#### [Task data]
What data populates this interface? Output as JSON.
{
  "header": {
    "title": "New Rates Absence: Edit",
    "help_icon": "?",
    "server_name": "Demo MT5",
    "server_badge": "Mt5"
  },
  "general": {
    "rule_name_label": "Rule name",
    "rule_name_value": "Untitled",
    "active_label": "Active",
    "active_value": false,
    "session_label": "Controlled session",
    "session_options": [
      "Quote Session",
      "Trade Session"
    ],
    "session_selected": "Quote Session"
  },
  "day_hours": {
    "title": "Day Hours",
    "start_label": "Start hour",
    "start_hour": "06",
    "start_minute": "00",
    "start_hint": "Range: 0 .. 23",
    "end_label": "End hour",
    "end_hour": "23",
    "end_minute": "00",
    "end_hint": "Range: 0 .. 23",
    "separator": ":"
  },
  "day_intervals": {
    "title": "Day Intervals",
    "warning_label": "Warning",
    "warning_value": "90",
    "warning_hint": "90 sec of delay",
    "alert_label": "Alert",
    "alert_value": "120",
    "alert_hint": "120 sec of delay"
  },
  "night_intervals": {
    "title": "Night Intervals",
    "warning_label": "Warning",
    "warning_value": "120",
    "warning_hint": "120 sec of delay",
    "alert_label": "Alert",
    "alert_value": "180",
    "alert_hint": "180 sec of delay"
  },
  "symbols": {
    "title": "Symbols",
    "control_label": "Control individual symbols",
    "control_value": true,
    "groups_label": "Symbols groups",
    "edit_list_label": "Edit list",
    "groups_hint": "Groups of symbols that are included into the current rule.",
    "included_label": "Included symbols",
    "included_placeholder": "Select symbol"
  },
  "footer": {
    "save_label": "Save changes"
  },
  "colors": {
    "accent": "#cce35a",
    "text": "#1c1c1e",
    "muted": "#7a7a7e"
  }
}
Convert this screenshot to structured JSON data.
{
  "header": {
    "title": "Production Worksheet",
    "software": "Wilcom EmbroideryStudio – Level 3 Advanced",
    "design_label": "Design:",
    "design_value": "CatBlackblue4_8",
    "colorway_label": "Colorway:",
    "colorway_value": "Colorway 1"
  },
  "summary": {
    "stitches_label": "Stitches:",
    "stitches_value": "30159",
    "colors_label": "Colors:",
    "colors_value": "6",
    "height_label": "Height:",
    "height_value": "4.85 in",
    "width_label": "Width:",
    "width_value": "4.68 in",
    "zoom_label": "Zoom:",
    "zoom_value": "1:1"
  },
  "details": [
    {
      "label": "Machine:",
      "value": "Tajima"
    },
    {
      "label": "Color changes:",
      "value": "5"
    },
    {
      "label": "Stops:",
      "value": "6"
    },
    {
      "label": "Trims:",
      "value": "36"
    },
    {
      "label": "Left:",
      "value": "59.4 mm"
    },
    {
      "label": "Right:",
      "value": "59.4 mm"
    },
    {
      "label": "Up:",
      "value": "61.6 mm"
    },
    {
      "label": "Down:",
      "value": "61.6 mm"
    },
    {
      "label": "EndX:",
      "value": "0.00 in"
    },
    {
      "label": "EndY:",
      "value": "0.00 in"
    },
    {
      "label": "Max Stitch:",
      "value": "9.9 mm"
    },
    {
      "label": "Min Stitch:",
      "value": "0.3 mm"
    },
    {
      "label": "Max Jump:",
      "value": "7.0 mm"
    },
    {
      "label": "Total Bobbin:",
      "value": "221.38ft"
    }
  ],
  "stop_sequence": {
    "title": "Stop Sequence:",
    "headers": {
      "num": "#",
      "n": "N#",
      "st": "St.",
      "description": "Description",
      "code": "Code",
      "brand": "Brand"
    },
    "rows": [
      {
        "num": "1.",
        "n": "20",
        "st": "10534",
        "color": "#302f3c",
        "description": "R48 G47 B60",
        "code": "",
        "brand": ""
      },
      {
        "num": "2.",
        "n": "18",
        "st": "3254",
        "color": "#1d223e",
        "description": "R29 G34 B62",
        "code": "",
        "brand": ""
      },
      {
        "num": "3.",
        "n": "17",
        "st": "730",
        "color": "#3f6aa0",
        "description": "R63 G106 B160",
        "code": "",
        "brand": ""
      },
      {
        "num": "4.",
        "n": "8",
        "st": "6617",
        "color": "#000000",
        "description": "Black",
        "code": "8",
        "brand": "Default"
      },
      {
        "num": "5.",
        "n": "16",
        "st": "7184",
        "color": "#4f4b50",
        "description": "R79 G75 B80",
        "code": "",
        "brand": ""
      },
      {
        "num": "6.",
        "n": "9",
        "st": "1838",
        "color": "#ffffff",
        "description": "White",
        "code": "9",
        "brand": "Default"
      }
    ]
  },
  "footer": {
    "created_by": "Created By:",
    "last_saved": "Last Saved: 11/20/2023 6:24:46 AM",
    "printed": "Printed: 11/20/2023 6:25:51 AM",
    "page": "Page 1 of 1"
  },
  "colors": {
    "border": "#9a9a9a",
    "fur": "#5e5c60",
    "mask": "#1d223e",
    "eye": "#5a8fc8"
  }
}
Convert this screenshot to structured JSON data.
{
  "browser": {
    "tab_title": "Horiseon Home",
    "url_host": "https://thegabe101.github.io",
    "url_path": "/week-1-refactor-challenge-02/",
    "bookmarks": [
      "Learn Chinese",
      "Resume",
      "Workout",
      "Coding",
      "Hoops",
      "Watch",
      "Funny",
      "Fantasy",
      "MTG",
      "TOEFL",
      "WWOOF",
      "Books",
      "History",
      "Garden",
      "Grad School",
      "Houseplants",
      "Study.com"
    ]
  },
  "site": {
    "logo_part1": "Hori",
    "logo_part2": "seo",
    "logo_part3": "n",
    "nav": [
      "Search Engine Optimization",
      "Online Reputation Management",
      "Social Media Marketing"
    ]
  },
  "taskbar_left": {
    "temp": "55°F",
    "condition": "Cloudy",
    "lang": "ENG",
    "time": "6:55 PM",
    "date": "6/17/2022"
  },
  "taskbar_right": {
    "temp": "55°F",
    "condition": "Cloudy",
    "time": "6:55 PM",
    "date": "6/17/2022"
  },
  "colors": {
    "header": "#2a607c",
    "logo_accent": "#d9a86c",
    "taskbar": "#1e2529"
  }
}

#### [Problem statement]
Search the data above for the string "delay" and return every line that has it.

#### [Solution to this exercise]
    "warning_hint": "90 sec of delay",
    "alert_hint": "120 sec of delay"
    "warning_hint": "120 sec of delay",
    "alert_hint": "180 sec of delay"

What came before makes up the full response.